§ Problem to solve: Can you restate the records below word for word?

§ Data under study:
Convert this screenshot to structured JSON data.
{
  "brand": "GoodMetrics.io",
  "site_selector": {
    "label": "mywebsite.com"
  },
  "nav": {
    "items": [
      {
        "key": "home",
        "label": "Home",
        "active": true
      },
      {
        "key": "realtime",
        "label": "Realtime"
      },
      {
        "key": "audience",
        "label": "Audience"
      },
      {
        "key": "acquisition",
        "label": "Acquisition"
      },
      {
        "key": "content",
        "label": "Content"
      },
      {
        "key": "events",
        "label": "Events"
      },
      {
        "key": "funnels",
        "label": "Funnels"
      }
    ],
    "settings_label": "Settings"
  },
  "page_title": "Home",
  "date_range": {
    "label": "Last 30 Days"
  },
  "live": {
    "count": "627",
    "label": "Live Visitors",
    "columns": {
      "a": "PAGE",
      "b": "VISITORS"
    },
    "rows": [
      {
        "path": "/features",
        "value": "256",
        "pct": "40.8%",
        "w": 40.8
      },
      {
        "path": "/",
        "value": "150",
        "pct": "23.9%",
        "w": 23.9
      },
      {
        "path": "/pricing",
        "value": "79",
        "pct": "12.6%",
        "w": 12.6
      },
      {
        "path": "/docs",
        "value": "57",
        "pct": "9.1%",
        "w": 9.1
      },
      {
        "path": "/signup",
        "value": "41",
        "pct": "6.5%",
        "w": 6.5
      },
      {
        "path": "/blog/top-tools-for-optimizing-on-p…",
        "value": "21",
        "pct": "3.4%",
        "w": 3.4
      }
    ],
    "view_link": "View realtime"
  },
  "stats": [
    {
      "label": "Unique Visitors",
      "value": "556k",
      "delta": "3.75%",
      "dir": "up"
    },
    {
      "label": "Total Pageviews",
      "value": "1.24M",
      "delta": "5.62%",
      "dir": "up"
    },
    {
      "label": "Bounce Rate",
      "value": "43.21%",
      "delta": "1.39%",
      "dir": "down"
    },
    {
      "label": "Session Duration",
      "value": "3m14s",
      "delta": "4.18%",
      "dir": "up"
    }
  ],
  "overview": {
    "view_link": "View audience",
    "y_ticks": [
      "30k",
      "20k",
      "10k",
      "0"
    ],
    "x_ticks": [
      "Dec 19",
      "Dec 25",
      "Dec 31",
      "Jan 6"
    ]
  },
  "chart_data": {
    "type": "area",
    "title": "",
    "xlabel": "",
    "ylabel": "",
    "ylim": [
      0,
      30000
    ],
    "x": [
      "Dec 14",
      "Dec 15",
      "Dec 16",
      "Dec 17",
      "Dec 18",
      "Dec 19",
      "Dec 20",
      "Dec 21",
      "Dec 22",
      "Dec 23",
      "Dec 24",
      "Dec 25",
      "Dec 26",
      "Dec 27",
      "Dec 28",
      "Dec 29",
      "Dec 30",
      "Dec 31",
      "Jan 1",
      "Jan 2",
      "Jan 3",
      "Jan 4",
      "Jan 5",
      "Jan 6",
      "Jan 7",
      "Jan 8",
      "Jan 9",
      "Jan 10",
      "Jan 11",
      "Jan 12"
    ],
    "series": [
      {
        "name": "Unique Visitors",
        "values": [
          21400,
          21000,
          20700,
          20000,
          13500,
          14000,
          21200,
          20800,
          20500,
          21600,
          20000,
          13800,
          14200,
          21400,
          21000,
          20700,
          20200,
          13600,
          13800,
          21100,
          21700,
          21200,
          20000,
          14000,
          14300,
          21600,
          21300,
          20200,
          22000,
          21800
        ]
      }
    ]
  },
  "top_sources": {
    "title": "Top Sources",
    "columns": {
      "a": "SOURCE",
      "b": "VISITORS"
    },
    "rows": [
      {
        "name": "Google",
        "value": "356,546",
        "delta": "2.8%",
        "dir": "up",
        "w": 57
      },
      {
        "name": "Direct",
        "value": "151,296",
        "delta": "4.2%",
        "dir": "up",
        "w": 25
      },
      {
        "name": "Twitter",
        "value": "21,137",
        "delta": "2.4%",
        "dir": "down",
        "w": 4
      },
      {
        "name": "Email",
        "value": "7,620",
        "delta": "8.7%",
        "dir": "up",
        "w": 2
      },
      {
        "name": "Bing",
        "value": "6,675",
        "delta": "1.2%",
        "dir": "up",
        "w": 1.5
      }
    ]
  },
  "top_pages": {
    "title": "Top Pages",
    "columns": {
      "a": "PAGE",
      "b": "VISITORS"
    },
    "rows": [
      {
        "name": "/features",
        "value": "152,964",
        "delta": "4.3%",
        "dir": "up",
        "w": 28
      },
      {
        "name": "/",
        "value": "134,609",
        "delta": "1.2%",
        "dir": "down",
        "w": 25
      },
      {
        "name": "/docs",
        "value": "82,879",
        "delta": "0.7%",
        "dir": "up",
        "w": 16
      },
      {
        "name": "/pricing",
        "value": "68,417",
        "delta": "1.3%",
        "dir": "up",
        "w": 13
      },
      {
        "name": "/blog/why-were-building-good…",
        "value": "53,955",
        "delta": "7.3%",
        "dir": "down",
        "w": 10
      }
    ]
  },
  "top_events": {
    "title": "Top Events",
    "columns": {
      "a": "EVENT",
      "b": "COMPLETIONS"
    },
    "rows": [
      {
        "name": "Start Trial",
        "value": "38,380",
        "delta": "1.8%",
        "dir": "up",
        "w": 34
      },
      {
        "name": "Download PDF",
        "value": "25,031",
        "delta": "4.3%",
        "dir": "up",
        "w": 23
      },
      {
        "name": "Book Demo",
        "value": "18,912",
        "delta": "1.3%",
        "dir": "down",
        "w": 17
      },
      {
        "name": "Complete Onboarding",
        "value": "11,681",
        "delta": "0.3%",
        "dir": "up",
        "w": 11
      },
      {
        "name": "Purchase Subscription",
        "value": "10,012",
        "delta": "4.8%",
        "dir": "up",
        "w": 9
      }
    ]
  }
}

§ Your solution:
Convert this screenshot to structured JSON data.
{
  "brand": "GoodMetrics.io",
  "site_selector": {
    "label": "mywebsite.com"
  },
  "nav": {
    "items": [
      {
        "key": "home",
        "label": "Home",
        "active": true
      },
      {
        "key": "realtime",
        "label": "Realtime"
      },
      {
        "key": "audience",
        "label": "Audience"
      },
      {
        "key": "acquisition",
        "label": "Acquisition"
      },
      {
        "key": "content",
        "label": "Content"
      },
      {
        "key": "events",
        "label": "Events"
      },
      {
        "key": "funnels",
        "label": "Funnels"
      }
    ],
    "settings_label": "Settings"
  },
  "page_title": "Home",
  "date_range": {
    "label": "Last 30 Days"
  },
  "live": {
    "count": "627",
    "label": "Live Visitors",
    "columns": {
      "a": "PAGE",
      "b": "VISITORS"
    },
    "rows": [
      {
        "path": "/features",
        "value": "256",
        "pct": "40.8%",
        "w": 40.8
      },
      {
        "path": "/",
        "value": "150",
        "pct": "23.9%",
        "w": 23.9
      },
      {
        "path": "/pricing",
        "value": "79",
        "pct": "12.6%",
        "w": 12.6
      },
      {
        "path": "/docs",
        "value": "57",
        "pct": "9.1%",
        "w": 9.1
      },
      {
        "path": "/signup",
        "value": "41",
        "pct": "6.5%",
        "w": 6.5
      },
      {
        "path": "/blog/top-tools-for-optimizing-on-p…",
        "value": "21",
        "pct": "3.4%",
        "w": 3.4
      }
    ],
    "view_link": "View realtime"
  },
  "stats": [
    {
      "label": "Unique Visitors",
      "value": "556k",
      "delta": "3.75%",
      "dir": "up"
    },
    {
      "label": "Total Pageviews",
      "value": "1.24M",
      "delta": "5.62%",
      "dir": "up"
    },
    {
      "label": "Bounce Rate",
      "value": "43.21%",
      "delta": "1.39%",
      "dir": "down"
    },
    {
      "label": "Session Duration",
      "value": "3m14s",
      "delta": "4.18%",
      "dir": "up"
    }
  ],
  "overview": {
    "view_link": "View audience",
    "y_ticks": [
      "30k",
      "20k",
      "10k",
      "0"
    ],
    "x_ticks": [
      "Dec 19",
      "Dec 25",
      "Dec 31",
      "Jan 6"
    ]
  },
  "chart_data": {
    "type": "area",
    "title": "",
    "xlabel": "",
    "ylabel": "",
    "ylim": [
      0,
      30000
    ],
    "x": [
      "Dec 14",
      "Dec 15",
      "Dec 16",
      "Dec 17",
      "Dec 18",
      "Dec 19",
      "Dec 20",
      "Dec 21",
      "Dec 22",
      "Dec 23",
      "Dec 24",
      "Dec 25",
      "Dec 26",
      "Dec 27",
      "Dec 28",
      "Dec 29",
      "Dec 30",
      "Dec 31",
      "Jan 1",
      "Jan 2",
      "Jan 3",
      "Jan 4",
      "Jan 5",
      "Jan 6",
      "Jan 7",
      "Jan 8",
      "Jan 9",
      "Jan 10",
      "Jan 11",
      "Jan 12"
    ],
    "series": [
      {
        "name": "Unique Visitors",
        "values": [
          21400,
          21000,
          20700,
          20000,
          13500,
          14000,
          21200,
          20800,
          20500,
          21600,
          20000,
          13800,
          14200,
          21400,
          21000,
          20700,
          20200,
          13600,
          13800,
          21100,
          21700,
          21200,
          20000,
          14000,
          14300,
          21600,
          21300,
          20200,
          22000,
          21800
        ]
      }
    ]
  },
  "top_sources": {
    "title": "Top Sources",
    "columns": {
      "a": "SOURCE",
      "b": "VISITORS"
    },
    "rows": [
      {
        "name": "Google",
        "value": "356,546",
        "delta": "2.8%",
        "dir": "up",
        "w": 57
      },
      {
        "name": "Direct",
        "value": "151,296",
        "delta": "4.2%",
        "dir": "up",
        "w": 25
      },
      {
        "name": "Twitter",
        "value": "21,137",
        "delta": "2.4%",
        "dir": "down",
        "w": 4
      },
      {
        "name": "Email",
        "value": "7,620",
        "delta": "8.7%",
        "dir": "up",
        "w": 2
      },
      {
        "name": "Bing",
        "value": "6,675",
        "delta": "1.2%",
        "dir": "up",
        "w": 1.5
      }
    ]
  },
  "top_pages": {
    "title": "Top Pages",
    "columns": {
      "a": "PAGE",
      "b": "VISITORS"
    },
    "rows": [
      {
        "name": "/features",
        "value": "152,964",
        "delta": "4.3%",
        "dir": "up",
        "w": 28
      },
      {
        "name": "/",
        "value": "134,609",
        "delta": "1.2%",
        "dir": "down",
        "w": 25
      },
      {
        "name": "/docs",
        "value": "82,879",
        "delta": "0.7%",
        "dir": "up",
        "w": 16
      },
      {
        "name": "/pricing",
        "value": "68,417",
        "delta": "1.3%",
        "dir": "up",
        "w": 13
      },
      {
        "name": "/blog/why-were-building-good…",
        "value": "53,955",
        "delta": "7.3%",
        "dir": "down",
        "w": 10
      }
    ]
  },
  "top_events": {
    "title": "Top Events",
    "columns": {
      "a": "EVENT",
      "b": "COMPLETIONS"
    },
    "rows": [
      {
        "name": "Start Trial",
        "value": "38,380",
        "delta": "1.8%",
        "dir": "up",
        "w": 34
      },
      {
        "name": "Download PDF",
        "value": "25,031",
        "delta": "4.3%",
        "dir": "up",
        "w": 23
      },
      {
        "name": "Book Demo",
        "value": "18,912",
        "delta": "1.3%",
        "dir": "down",
        "w": 17
      },
      {
        "name": "Complete Onboarding",
        "value": "11,681",
        "delta": "0.3%",
        "dir": "up",
        "w": 11
      },
      {
        "name": "Purchase Subscription",
        "value": "10,012",
        "delta": "4.8%",
        "dir": "up",
        "w": 9
      }
    ]
  }
}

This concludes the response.